==== SOURCE DATA ====
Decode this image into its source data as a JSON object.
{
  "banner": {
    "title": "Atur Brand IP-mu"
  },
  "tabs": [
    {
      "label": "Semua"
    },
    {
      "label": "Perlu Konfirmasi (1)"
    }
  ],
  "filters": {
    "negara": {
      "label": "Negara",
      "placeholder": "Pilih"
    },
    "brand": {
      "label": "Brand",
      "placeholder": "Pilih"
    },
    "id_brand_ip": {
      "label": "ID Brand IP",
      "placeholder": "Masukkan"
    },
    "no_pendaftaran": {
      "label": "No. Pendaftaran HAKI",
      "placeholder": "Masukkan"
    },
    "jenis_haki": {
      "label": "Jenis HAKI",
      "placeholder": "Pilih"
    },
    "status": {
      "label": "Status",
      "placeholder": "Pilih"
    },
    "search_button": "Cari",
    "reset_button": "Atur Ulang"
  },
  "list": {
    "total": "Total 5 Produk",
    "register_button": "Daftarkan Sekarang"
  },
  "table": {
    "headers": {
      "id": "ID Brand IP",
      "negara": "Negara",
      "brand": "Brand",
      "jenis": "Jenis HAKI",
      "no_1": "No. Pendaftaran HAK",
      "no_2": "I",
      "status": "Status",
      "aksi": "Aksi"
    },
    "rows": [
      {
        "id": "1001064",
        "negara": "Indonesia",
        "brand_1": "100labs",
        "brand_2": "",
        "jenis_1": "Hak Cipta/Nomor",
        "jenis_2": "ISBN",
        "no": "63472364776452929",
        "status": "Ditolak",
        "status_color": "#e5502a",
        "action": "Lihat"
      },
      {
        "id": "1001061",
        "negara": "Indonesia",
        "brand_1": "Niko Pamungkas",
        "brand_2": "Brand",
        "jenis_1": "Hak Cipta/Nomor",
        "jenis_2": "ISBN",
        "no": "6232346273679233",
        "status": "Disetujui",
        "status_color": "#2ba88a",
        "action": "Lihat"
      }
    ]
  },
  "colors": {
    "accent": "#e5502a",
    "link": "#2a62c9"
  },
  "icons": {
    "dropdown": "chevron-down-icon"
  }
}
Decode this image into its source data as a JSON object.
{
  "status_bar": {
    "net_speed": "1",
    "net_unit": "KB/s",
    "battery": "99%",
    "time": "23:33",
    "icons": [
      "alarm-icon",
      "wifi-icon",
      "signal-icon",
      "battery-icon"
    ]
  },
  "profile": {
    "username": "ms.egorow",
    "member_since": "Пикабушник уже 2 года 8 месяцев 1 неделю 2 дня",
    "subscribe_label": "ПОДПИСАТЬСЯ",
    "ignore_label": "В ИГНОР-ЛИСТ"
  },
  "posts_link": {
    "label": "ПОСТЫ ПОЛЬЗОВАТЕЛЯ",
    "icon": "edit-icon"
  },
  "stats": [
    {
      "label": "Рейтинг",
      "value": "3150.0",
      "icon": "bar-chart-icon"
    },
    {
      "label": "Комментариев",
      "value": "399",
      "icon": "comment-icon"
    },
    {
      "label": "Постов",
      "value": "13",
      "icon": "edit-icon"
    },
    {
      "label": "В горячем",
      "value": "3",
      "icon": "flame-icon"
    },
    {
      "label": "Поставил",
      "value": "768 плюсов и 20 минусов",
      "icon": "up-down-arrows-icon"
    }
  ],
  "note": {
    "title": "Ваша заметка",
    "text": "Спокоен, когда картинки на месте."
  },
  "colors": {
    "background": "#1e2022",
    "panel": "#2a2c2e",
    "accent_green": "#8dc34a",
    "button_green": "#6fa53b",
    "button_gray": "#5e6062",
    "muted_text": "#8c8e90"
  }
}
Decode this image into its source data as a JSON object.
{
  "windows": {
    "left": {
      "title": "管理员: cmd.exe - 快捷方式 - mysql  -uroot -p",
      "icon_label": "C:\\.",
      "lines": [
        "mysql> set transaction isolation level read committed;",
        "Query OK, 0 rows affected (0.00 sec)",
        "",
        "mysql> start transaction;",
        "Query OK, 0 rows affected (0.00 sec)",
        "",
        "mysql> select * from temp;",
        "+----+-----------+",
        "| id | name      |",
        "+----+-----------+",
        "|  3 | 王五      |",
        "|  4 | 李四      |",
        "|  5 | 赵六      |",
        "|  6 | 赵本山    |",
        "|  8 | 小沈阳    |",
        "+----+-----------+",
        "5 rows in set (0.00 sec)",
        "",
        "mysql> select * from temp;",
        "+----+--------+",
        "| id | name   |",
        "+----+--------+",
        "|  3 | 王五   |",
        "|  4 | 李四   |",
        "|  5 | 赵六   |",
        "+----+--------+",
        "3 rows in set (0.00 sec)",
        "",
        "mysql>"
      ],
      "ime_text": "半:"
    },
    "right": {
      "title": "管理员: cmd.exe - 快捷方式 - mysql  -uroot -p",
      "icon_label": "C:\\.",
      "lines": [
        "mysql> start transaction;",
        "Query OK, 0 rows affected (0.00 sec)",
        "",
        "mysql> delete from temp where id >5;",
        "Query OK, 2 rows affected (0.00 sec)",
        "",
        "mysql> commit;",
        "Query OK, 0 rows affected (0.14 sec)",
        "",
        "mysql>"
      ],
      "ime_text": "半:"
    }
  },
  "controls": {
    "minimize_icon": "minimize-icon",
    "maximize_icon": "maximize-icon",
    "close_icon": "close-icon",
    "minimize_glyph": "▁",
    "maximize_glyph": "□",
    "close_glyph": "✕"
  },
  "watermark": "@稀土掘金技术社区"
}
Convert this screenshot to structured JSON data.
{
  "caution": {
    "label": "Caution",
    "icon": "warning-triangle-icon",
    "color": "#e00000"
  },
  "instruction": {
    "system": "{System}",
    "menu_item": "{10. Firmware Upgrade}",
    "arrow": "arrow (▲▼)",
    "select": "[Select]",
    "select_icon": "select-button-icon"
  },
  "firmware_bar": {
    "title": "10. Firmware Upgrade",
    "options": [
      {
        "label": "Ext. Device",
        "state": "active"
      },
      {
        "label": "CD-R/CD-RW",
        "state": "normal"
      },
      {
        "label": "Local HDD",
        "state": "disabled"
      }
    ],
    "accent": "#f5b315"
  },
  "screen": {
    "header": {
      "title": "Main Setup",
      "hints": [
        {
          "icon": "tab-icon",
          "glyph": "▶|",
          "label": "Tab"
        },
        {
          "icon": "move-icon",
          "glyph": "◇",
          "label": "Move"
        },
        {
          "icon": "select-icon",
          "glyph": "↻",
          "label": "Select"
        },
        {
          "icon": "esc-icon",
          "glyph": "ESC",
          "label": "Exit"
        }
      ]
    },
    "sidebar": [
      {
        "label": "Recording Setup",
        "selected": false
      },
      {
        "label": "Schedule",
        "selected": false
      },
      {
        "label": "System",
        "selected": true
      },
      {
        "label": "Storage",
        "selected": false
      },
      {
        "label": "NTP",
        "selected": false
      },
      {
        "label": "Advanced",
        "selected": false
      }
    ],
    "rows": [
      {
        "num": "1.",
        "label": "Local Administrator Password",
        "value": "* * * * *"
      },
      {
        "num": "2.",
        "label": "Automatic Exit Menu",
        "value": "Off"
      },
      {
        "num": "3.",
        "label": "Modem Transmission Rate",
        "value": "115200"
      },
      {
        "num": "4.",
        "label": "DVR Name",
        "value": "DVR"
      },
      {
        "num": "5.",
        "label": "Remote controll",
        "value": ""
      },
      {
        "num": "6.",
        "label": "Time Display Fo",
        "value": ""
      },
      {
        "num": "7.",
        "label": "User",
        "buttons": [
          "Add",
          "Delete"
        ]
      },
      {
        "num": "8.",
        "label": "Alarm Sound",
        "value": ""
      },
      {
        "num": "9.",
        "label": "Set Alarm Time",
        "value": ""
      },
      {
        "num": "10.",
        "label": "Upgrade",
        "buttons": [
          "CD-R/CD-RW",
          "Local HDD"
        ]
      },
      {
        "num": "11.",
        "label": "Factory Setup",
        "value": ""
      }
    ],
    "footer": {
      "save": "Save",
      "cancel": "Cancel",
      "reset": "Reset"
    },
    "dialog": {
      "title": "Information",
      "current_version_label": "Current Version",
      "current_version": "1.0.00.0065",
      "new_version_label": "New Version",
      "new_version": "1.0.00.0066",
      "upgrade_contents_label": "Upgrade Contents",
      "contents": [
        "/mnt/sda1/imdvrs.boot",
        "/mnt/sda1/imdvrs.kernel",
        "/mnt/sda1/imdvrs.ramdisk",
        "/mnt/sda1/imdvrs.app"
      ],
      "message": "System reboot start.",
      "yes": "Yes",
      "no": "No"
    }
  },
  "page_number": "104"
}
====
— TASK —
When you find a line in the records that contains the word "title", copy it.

— EXERCISE ANSWER —
    "title": "Atur Brand IP-mu"
    "title": "Ваша заметка",
      "title": "管理员: cmd.exe - 快捷方式 - mysql  -uroot -p",
      "title": "管理员: cmd.exe - 快捷方式 - mysql  -uroot -p",
    "title": "10. Firmware Upgrade",
      "title": "Main Setup",
      "title": "Information",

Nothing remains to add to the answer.